Just imagine owning a piece of this future today.
Fellas, imagine a world in which men own TVs from Nakumatt stores; those with Soccer Mode functionality- so that you can tweet the game live when your bundles run out.
Imagine if, as kids, Mr. Bhatt and other men with charmed existences were taught to govern their furies, and to tame their fists around women. What’s the point of kicking an ass that you can just tap? Imagine if the Embassava touts who stripped a woman for wearing skimpy clothes were taught how to respect a woman, regardless of how little respect women give themselves sometimes. (Who the fuck dislikes a healthy pair of thighs on display for free bana?). Imagine if the judge who let the rapist walk free reasoned that the victim exposing her thigh did not have it coming; that wearing a short dress is not asking for it. Imagine if we were taught to comprehend that we cannot criticize what we do not understand.
Imagine if some men were forbidden from holding colourful drinks with little umbrellas on straws. What if men didn’t drink kong’o from straws altogether? Imagine if we did not give a fuck about who other men prefer to love and be loved by. Imagine a paradise in which men do not call their girlfriends bae.

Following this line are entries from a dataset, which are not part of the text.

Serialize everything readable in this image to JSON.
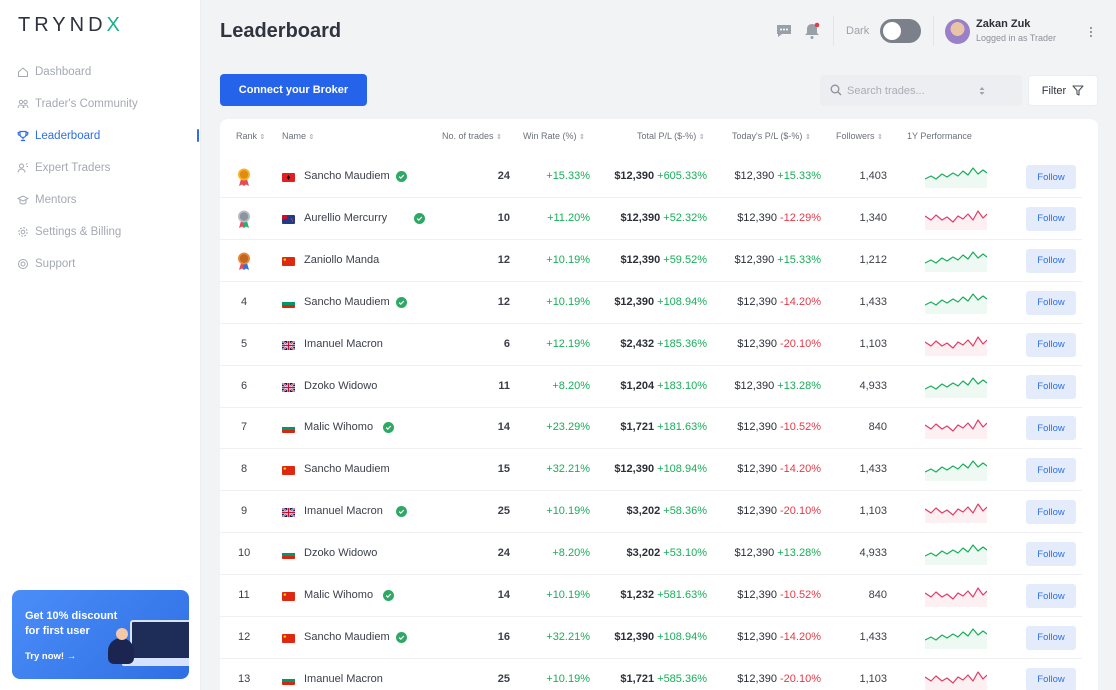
{
  "app": {
    "logo": "TRYNDX"
  },
  "sidebar": {
    "items": [
      {
        "label": "Dashboard",
        "icon": "home-icon"
      },
      {
        "label": "Trader's Community",
        "icon": "community-icon"
      },
      {
        "label": "Leaderboard",
        "icon": "trophy-icon",
        "active": true
      },
      {
        "label": "Expert Traders",
        "icon": "expert-icon"
      },
      {
        "label": "Mentors",
        "icon": "mentor-icon"
      },
      {
        "label": "Settings & Billing",
        "icon": "gear-icon"
      },
      {
        "label": "Support",
        "icon": "support-icon"
      }
    ],
    "promo": {
      "title": "Get 10% discount for first user",
      "cta": "Try now! →"
    }
  },
  "header": {
    "title": "Leaderboard",
    "dark_label": "Dark",
    "user": {
      "name": "Zakan Zuk",
      "role": "Logged in as Trader"
    }
  },
  "toolbar": {
    "connect_label": "Connect your Broker",
    "search_placeholder": "Search trades...",
    "filter_label": "Filter"
  },
  "table": {
    "columns": [
      "Rank",
      "Name",
      "No. of trades",
      "Win Rate (%)",
      "Total P/L ($-%)",
      "Today's P/L ($-%)",
      "Followers",
      "1Y Performance"
    ],
    "follow_label": "Follow",
    "rows": [
      {
        "rank": "1",
        "medal": "gold",
        "flag": "albania",
        "name": "Sancho Maudiem",
        "verified": true,
        "trades": "24",
        "win_rate": "+15.33%",
        "total_amt": "$12,390",
        "total_pct": "+605.33%",
        "today_amt": "$12,390",
        "today_pct": "+15.33%",
        "followers": "1,403",
        "trend": "up"
      },
      {
        "rank": "2",
        "medal": "silver",
        "flag": "new-zealand",
        "name": "Aurellio Mercurry",
        "verified": true,
        "trades": "10",
        "win_rate": "+11.20%",
        "total_amt": "$12,390",
        "total_pct": "+52.32%",
        "today_amt": "$12,390",
        "today_pct": "-12.29%",
        "followers": "1,340",
        "trend": "down"
      },
      {
        "rank": "3",
        "medal": "bronze",
        "flag": "china",
        "name": "Zaniollo Manda",
        "verified": false,
        "trades": "12",
        "win_rate": "+10.19%",
        "total_amt": "$12,390",
        "total_pct": "+59.52%",
        "today_amt": "$12,390",
        "today_pct": "+15.33%",
        "followers": "1,212",
        "trend": "up"
      },
      {
        "rank": "4",
        "medal": "",
        "flag": "bulgaria",
        "name": "Sancho Maudiem",
        "verified": true,
        "trades": "12",
        "win_rate": "+10.19%",
        "total_amt": "$12,390",
        "total_pct": "+108.94%",
        "today_amt": "$12,390",
        "today_pct": "-14.20%",
        "followers": "1,433",
        "trend": "up"
      },
      {
        "rank": "5",
        "medal": "",
        "flag": "uk",
        "name": "Imanuel Macron",
        "verified": false,
        "trades": "6",
        "win_rate": "+12.19%",
        "total_amt": "$2,432",
        "total_pct": "+185.36%",
        "today_amt": "$12,390",
        "today_pct": "-20.10%",
        "followers": "1,103",
        "trend": "down"
      },
      {
        "rank": "6",
        "medal": "",
        "flag": "uk",
        "name": "Dzoko Widowo",
        "verified": false,
        "trades": "11",
        "win_rate": "+8.20%",
        "total_amt": "$1,204",
        "total_pct": "+183.10%",
        "today_amt": "$12,390",
        "today_pct": "+13.28%",
        "followers": "4,933",
        "trend": "up"
      },
      {
        "rank": "7",
        "medal": "",
        "flag": "bulgaria",
        "name": "Malic Wihomo",
        "verified": true,
        "trades": "14",
        "win_rate": "+23.29%",
        "total_amt": "$1,721",
        "total_pct": "+181.63%",
        "today_amt": "$12,390",
        "today_pct": "-10.52%",
        "followers": "840",
        "trend": "down"
      },
      {
        "rank": "8",
        "medal": "",
        "flag": "china",
        "name": "Sancho Maudiem",
        "verified": false,
        "trades": "15",
        "win_rate": "+32.21%",
        "total_amt": "$12,390",
        "total_pct": "+108.94%",
        "today_amt": "$12,390",
        "today_pct": "-14.20%",
        "followers": "1,433",
        "trend": "up"
      },
      {
        "rank": "9",
        "medal": "",
        "flag": "uk",
        "name": "Imanuel Macron",
        "verified": true,
        "trades": "25",
        "win_rate": "+10.19%",
        "total_amt": "$3,202",
        "total_pct": "+58.36%",
        "today_amt": "$12,390",
        "today_pct": "-20.10%",
        "followers": "1,103",
        "trend": "down"
      },
      {
        "rank": "10",
        "medal": "",
        "flag": "bulgaria",
        "name": "Dzoko Widowo",
        "verified": false,
        "trades": "24",
        "win_rate": "+8.20%",
        "total_amt": "$3,202",
        "total_pct": "+53.10%",
        "today_amt": "$12,390",
        "today_pct": "+13.28%",
        "followers": "4,933",
        "trend": "up"
      },
      {
        "rank": "11",
        "medal": "",
        "flag": "china",
        "name": "Malic Wihomo",
        "verified": true,
        "trades": "14",
        "win_rate": "+10.19%",
        "total_amt": "$1,232",
        "total_pct": "+581.63%",
        "today_amt": "$12,390",
        "today_pct": "-10.52%",
        "followers": "840",
        "trend": "down"
      },
      {
        "rank": "12",
        "medal": "",
        "flag": "china",
        "name": "Sancho Maudiem",
        "verified": true,
        "trades": "16",
        "win_rate": "+32.21%",
        "total_amt": "$12,390",
        "total_pct": "+108.94%",
        "today_amt": "$12,390",
        "today_pct": "-14.20%",
        "followers": "1,433",
        "trend": "up"
      },
      {
        "rank": "13",
        "medal": "",
        "flag": "bulgaria",
        "name": "Imanuel Macron",
        "verified": false,
        "trades": "25",
        "win_rate": "+10.19%",
        "total_amt": "$1,721",
        "total_pct": "+585.36%",
        "today_amt": "$12,390",
        "today_pct": "-20.10%",
        "followers": "1,103",
        "trend": "down"
      }
    ]
  },
  "colors": {
    "accent": "#2563eb",
    "positive": "#19ad5a",
    "negative": "#e33a4a"
  }
}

Ladies, think of a time in which men are celebrated for more than just knowing how to put on a condom with the lights off…if your men understood that it is not the size of the boat that matters, but the motion of the ocean. Imagine if all men had wives who put in more effort to set the mood at night; if they didn’t wear the stockings as crowns, or the spandex or the Okoa Kenya t-shirt for Christ’s sake.

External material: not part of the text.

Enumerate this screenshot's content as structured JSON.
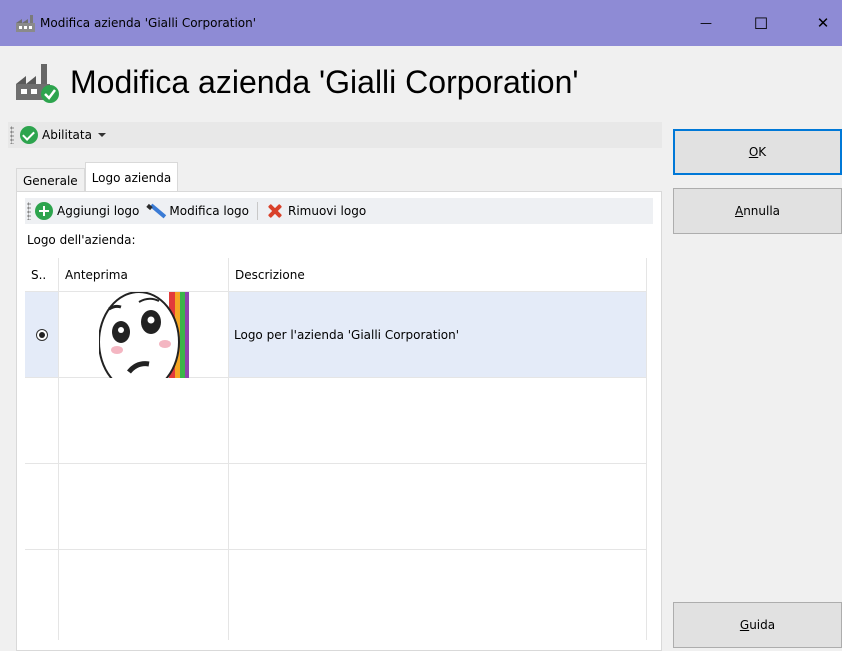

Jaber, imagine if your man could cry, or keep his promises, or simply listen to you.
This is not just some imaginary world that exists on some fictional series that you can watch on your Smart TV. A day will come when some junior goon will call me dad. I hope this deviling meets Kimani’s brat, and the latter makes him feel less of a man because nature denied him a soul patch/stubble. I hope he confronts Kimani’s boy mano a mano, and then wekelas him a good one on his egregious hairy balls. I promise not to tell this to his mother.
In between rising and setting suns, I will ensure my little goon understands that being a man is more than just being male; it is about doing it right. I will tell him I love him enough to let him be the man he was born to be; his own man. Because that is the only way he can be a man of nyadhi. A real man. A real G. Just like daddy.